Most small businesses do not bother to have agreements in place that address the myriad of issues that come up between the owners in every business setting. If you operate as a corporation or LLC, and there is more than one shareholder or member, you face the prospect of a world of pain if you do not have good structural guidelines in place. The pain can take the form of hurt feelings, sleepless nights, and beaucoup lawyer fees. It is always cheaper to put a good business structure in place at the outset, rather than paying lawyers down the road to untangle the mess. In the corporate world, the structural document takes the form of a shareholder agreement, stock redemption agreement or cross-purchase agreement, or some hybrid of them. In the LLC world, you need a good operating agreement. Partnerships need Partnership agreements.
Before you sit down with your lawyer, sit down with each other, and at least try to hash out the issues. You may not have good working solutions to many of these, but it is good to get the concepts out in the open. Then, you get a good business lawyer. That is what we do—we help you flesh out structural options.
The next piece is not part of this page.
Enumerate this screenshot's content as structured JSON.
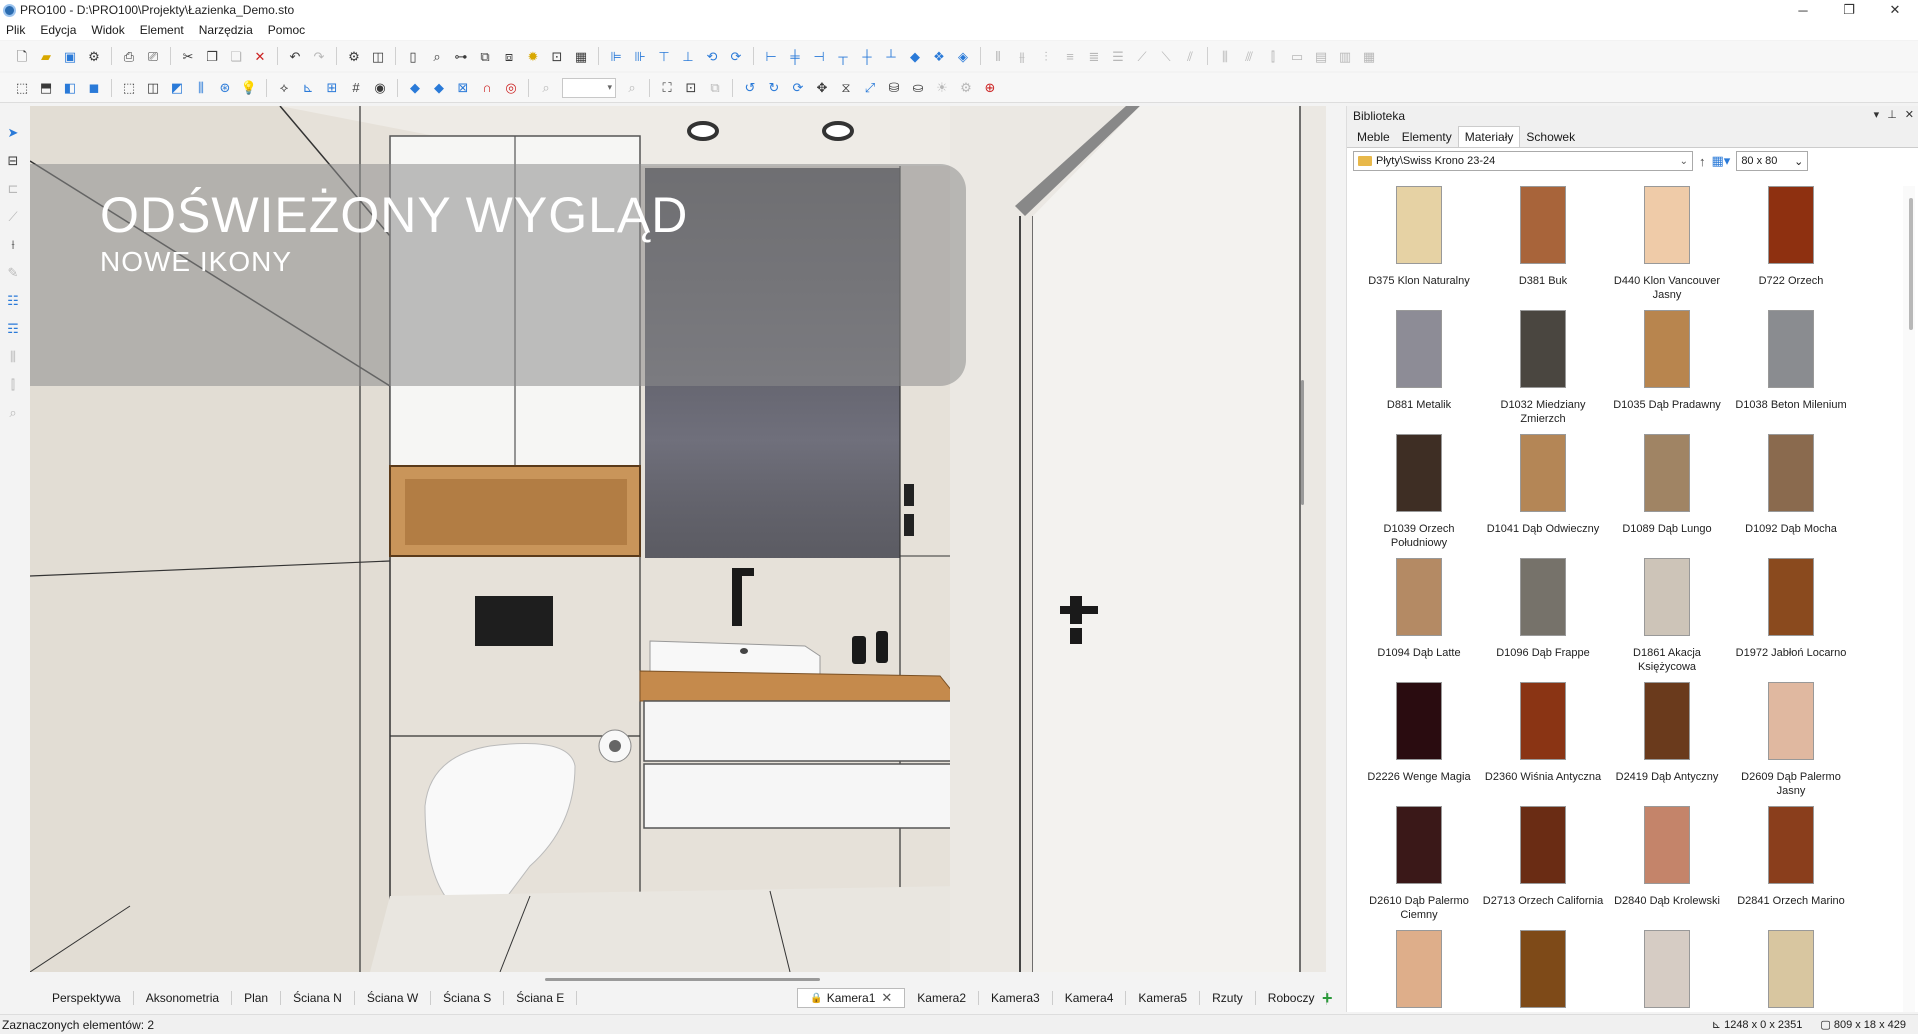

Here, then, are twenty big picture issues that every multi-member business should ponder:
- What if one of you dies?
- What if one of you wants out?
- What if one of you wants to sell to a third party?
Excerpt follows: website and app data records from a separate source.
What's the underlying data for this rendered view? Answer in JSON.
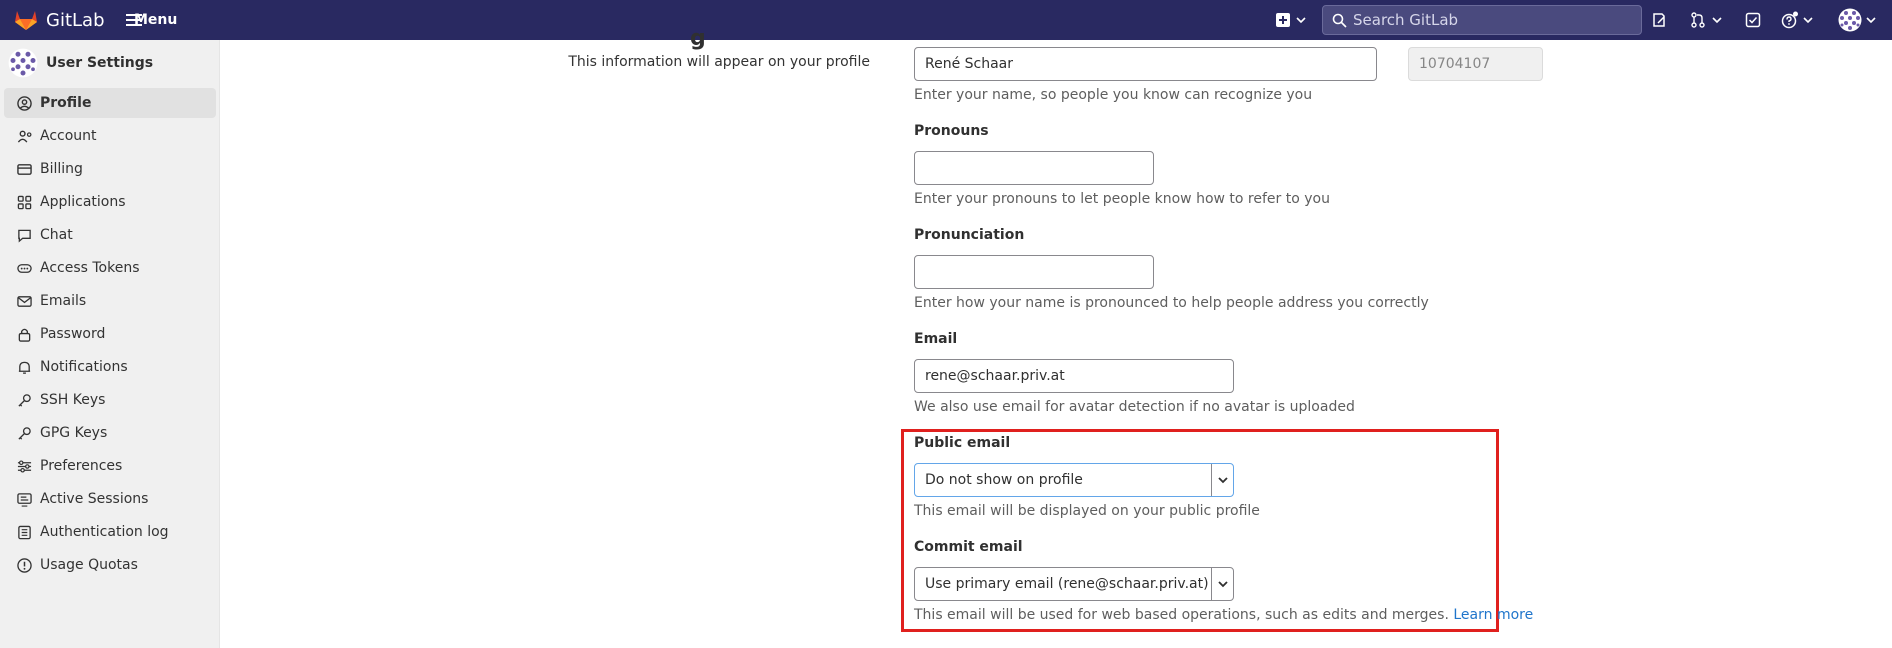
{
  "topbar": {
    "brand": "GitLab",
    "menu_label": "Menu",
    "search_placeholder": "Search GitLab",
    "icons": [
      "plus-square-icon",
      "chevron-down-icon",
      "search-icon",
      "issues-icon",
      "merge-request-icon",
      "todo-icon",
      "help-icon",
      "avatar"
    ]
  },
  "sidebar": {
    "title": "User Settings",
    "items": [
      {
        "label": "Profile",
        "icon": "profile-icon",
        "active": true
      },
      {
        "label": "Account",
        "icon": "account-icon"
      },
      {
        "label": "Billing",
        "icon": "billing-icon"
      },
      {
        "label": "Applications",
        "icon": "applications-icon"
      },
      {
        "label": "Chat",
        "icon": "chat-icon"
      },
      {
        "label": "Access Tokens",
        "icon": "token-icon"
      },
      {
        "label": "Emails",
        "icon": "mail-icon"
      },
      {
        "label": "Password",
        "icon": "lock-icon"
      },
      {
        "label": "Notifications",
        "icon": "bell-icon"
      },
      {
        "label": "SSH Keys",
        "icon": "key-icon"
      },
      {
        "label": "GPG Keys",
        "icon": "key-icon"
      },
      {
        "label": "Preferences",
        "icon": "preferences-icon"
      },
      {
        "label": "Active Sessions",
        "icon": "monitor-icon"
      },
      {
        "label": "Authentication log",
        "icon": "log-icon"
      },
      {
        "label": "Usage Quotas",
        "icon": "quota-icon"
      }
    ]
  },
  "main": {
    "info_text": "This information will appear on your profile",
    "name": {
      "value": "René Schaar",
      "user_id": "10704107",
      "help": "Enter your name, so people you know can recognize you"
    },
    "pronouns": {
      "label": "Pronouns",
      "value": "",
      "help": "Enter your pronouns to let people know how to refer to you"
    },
    "pronunciation": {
      "label": "Pronunciation",
      "value": "",
      "help": "Enter how your name is pronounced to help people address you correctly"
    },
    "email": {
      "label": "Email",
      "value": "rene@schaar.priv.at",
      "help": "We also use email for avatar detection if no avatar is uploaded"
    },
    "public_email": {
      "label": "Public email",
      "value": "Do not show on profile",
      "help": "This email will be displayed on your public profile"
    },
    "commit_email": {
      "label": "Commit email",
      "value": "Use primary email (rene@schaar.priv.at)",
      "help": "This email will be used for web based operations, such as edits and merges.",
      "link": "Learn more"
    }
  },
  "colors": {
    "topbar": "#292961",
    "highlight": "#e0201e",
    "link": "#1f75cb"
  }
}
- What if you stop liking your partner and want her gone?
- How do you determine the price of your respective interest?
- What if you can’t agree on the price?
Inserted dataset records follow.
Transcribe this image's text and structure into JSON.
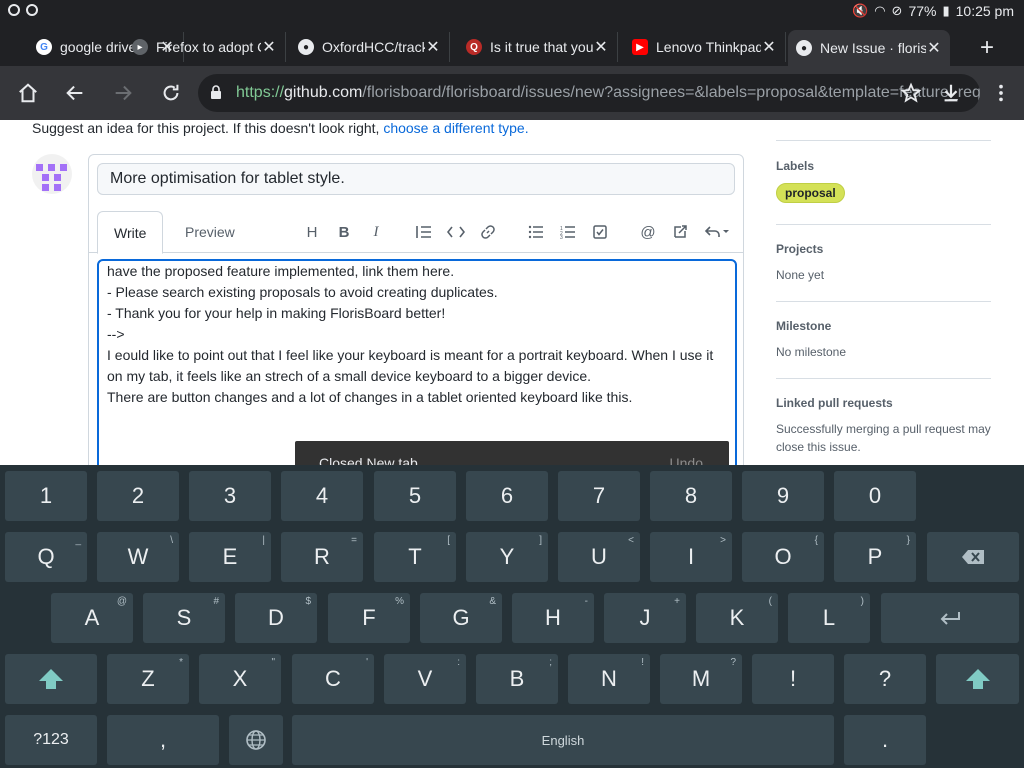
{
  "status": {
    "battery": "77%",
    "time": "10:25 pm"
  },
  "tabs": [
    {
      "title": "google drive",
      "favicon": "google-icon",
      "color": "#4285f4"
    },
    {
      "title": "Firefox to adopt Chrome",
      "favicon": "news-icon",
      "color": "#e8eaed"
    },
    {
      "title": "OxfordHCC/tracker",
      "favicon": "github-icon",
      "color": "#e8eaed"
    },
    {
      "title": "Is it true that you",
      "favicon": "quora-icon",
      "color": "#b92b27"
    },
    {
      "title": "Lenovo Thinkpad",
      "favicon": "youtube-icon",
      "color": "#ff0000"
    },
    {
      "title": "New Issue · florisboard",
      "favicon": "github-icon",
      "color": "#e8eaed"
    }
  ],
  "url": {
    "scheme": "https://",
    "host": "github.com",
    "path": "/florisboard/florisboard/issues/new?assignees=&labels=proposal&template=feature_request.md"
  },
  "page": {
    "suggest_text": "Suggest an idea for this project. If this doesn't look right,",
    "suggest_link": "choose a different type.",
    "title_value": "More optimisation for tablet style.",
    "write_tab": "Write",
    "preview_tab": "Preview",
    "body_lines": [
      "  have the proposed feature implemented, link them here.",
      "- Please search existing proposals to avoid creating duplicates.",
      "- Thank you for your help in making FlorisBoard better!",
      "-->",
      "I eould like to point out that I feel like your keyboard is meant for a portrait keyboard. When I use it",
      "on my tab, it feels like an strech of a small device keyboard to a bigger device.",
      "There are button changes and a lot of changes in a tablet oriented keyboard like this."
    ],
    "snackbar_text": "Closed New tab",
    "snackbar_action": "Undo"
  },
  "sidebar": {
    "labels_heading": "Labels",
    "label_chip": "proposal",
    "projects_heading": "Projects",
    "projects_value": "None yet",
    "milestone_heading": "Milestone",
    "milestone_value": "No milestone",
    "linked_heading": "Linked pull requests",
    "linked_value": "Successfully merging a pull request may close this issue."
  },
  "keyboard": {
    "row1": [
      "1",
      "2",
      "3",
      "4",
      "5",
      "6",
      "7",
      "8",
      "9",
      "0"
    ],
    "row2": [
      [
        "Q",
        "_"
      ],
      [
        "W",
        "\\"
      ],
      [
        "E",
        "|"
      ],
      [
        "R",
        "="
      ],
      [
        "T",
        "["
      ],
      [
        "Y",
        "]"
      ],
      [
        "U",
        "<"
      ],
      [
        "I",
        ">"
      ],
      [
        "O",
        "{"
      ],
      [
        "P",
        "}"
      ]
    ],
    "row3": [
      [
        "A",
        "@"
      ],
      [
        "S",
        "#"
      ],
      [
        "D",
        "$"
      ],
      [
        "F",
        "%"
      ],
      [
        "G",
        "&"
      ],
      [
        "H",
        "-"
      ],
      [
        "J",
        "+"
      ],
      [
        "K",
        "("
      ],
      [
        "L",
        ")"
      ]
    ],
    "row4": [
      [
        "Z",
        "*"
      ],
      [
        "X",
        "\""
      ],
      [
        "C",
        "'"
      ],
      [
        "V",
        ":"
      ],
      [
        "B",
        ";"
      ],
      [
        "N",
        "!"
      ],
      [
        "M",
        "?"
      ],
      [
        "!",
        ""
      ],
      [
        "?",
        ""
      ]
    ],
    "symbols_key": "?123",
    "comma_key": ",",
    "space_label": "English",
    "period_key": "."
  }
}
- Is it clear what each of you are supposed to do?
- Who funds the business if it falls short of cash?
- What if your partner can’t fund?
- Who can bind the business to loans?
- How much company money can your partner spend without your blessing?
- Who can sell assets?
- Who gets to make big picture decisions?
- What if there is a stalemate on decisions?
- Where will the money come from to buy back your partner’s stock from his estate if he dies?
- Can your partner compete if she leaves?
- What does “competing” look like?
- Who can hire and fire?
- How do salaries and dividends get determined?
- What happens if one of you is disabled?
Call me now (561) 220-2528 and let’s sit together and talk these things through. Time spent now is pain avoided later.